Maxillofacial Surgery

Maxillofacial Surgery

Your dentist will be able to deal with a huge range of dental issues in the comfort of their own offices. However, since your dentist assess the health and overall condition of your teeth and mouth, sometimes there might be a type of medical or dental problem that would benefit from the attention of a specialist. This doesn’t necessarily mean that there is anything to be worried about. There are a variety of reasons why a patient may be referred to a maxillofacial specialist as opposed to being treated by their own dentist.

Maxillofacial

What are Maxillofacial Surgeons?

Maxillofacial surgeons are concerned with the diagnosis and treatment of patients with diseases affecting the mouth, jaws, face, and neck. This is normally provided in a hospital environment, particularly if the type of surgery you are having will mean that you need to stay in the care of professionals overnight while you begin your recovery.

Maxillofacial surgeons are specialists and will have completed a hospital oral and maxillofacial surgery residency program for a minimum of four years. This program includes crucial training in the use of anesthesia and pain control to ensure that patients are suitably anesthetized and relaxed for their surgery. This is important since many types of maxillofacial surgery require patients to have a general anesthetic which causes them to be unconscious during their procedure. There are a number of risks associated with the use of general anesthesia, but by choosing a trained and experienced maxillofacial surgeon who works alongside a trained anesthetist, these can be minimized, and your surgery will be considered very safe.

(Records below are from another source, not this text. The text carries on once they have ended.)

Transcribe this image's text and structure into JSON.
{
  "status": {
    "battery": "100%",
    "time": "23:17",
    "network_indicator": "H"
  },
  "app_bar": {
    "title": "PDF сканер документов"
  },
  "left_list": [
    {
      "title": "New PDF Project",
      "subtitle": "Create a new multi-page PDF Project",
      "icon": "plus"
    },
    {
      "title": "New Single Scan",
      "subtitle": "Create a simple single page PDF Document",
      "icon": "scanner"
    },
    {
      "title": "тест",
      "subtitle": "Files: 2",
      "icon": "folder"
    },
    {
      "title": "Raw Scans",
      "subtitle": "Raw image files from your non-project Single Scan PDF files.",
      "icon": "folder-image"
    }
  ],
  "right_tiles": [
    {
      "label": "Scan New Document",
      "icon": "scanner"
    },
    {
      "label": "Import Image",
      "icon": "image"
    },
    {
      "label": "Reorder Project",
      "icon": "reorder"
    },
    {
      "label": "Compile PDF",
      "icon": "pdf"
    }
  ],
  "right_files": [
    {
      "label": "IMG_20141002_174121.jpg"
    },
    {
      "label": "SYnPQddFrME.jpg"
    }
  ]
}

The majority of maxillofacial surgeons are now qualified in both dental surgery and medicine. Some also go on to specialize in a particular area of maxillofacial surgery, such as reconstructive surgery or cancer treatments. In many instances, they may work alongside other specialists including orthodontists, ENT (ear, nose, and throat) surgeons, plastic surgeons and oncologists, forming multidisciplinary teams to effectively treat all major conditions affecting the mouth, face, and jaw.

What issues can maxillofacial surgery help to treat?

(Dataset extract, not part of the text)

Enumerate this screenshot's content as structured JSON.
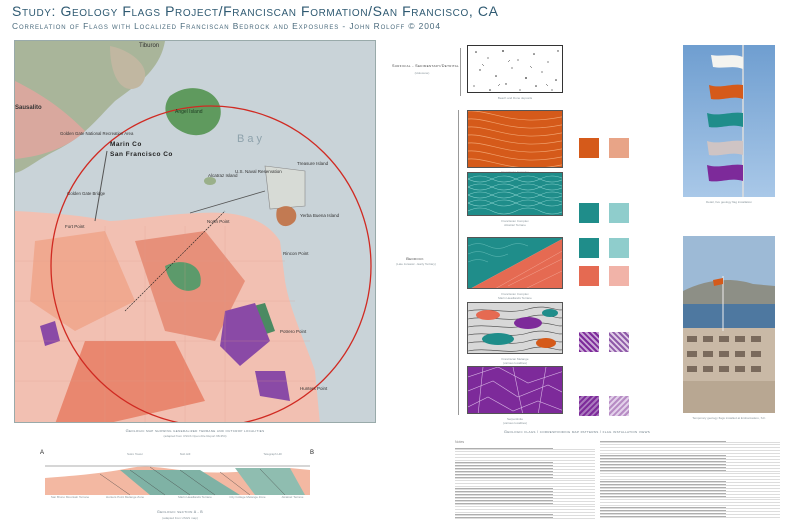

Maxillofacial surgery can address a variety of issues affecting the face, mouth and jaw. These include both cosmetic and functional problems. You might need maxillofacial surgery for a fairly standard dental procedure, such as dental implants, or for a more serious health problem, like a tumor in your jaw. Some of the most common reasons for a patient to be referred to a maxillofacial surgeon include:

  • Problems with their wisdom teeth

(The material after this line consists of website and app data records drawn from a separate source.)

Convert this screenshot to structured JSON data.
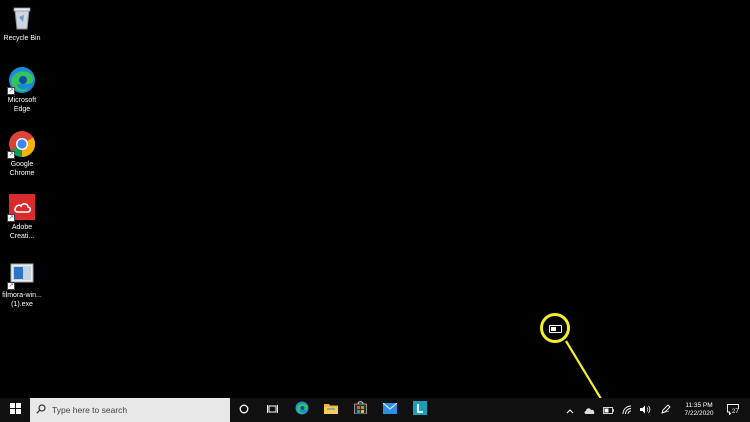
{
  "desktop": {
    "icons": [
      {
        "label": "Recycle Bin"
      },
      {
        "label": "Microsoft Edge"
      },
      {
        "label": "Google Chrome"
      },
      {
        "label": "Adobe Creati..."
      },
      {
        "label": "filmora-win... (1).exe"
      }
    ]
  },
  "taskbar": {
    "search_placeholder": "Type here to search",
    "clock": {
      "time": "11:35 PM",
      "date": "7/22/2020"
    },
    "notification_count": "27"
  },
  "colors": {
    "callout": "#f5ee2a",
    "taskbar": "#101010",
    "search_bg": "#e8e8e8"
  }
}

  • A misaligned jaw

  • Dental implant placement

  • Impacted teeth

  • Bone grafting

  • Complex dental extractions

  • Issues with the temporomandibular joint / temporomandibular joint disorder

  • Obstructive sleep apnea

  • Cysts in the mouth or jaw

  • Cleft palate or cleft lip

  • There is a need for reconstructive surgery following a trauma to the face, jaw, mouth or neck

  • Diseases of the salivary glands

  • Infections in the neck, teeth, mouth or jaw

  • Cancer is detected in the face, neck or jaw area

If you would like to learn more about maxillofacial surgery, or if you believe that you would benefit from treatment by a specialized maxillofacial surgeon, please don’t hesitate to get in touch with our reassuring and knowledgeable team here at the New York Institute of Oral and Maxillofacial Surgery.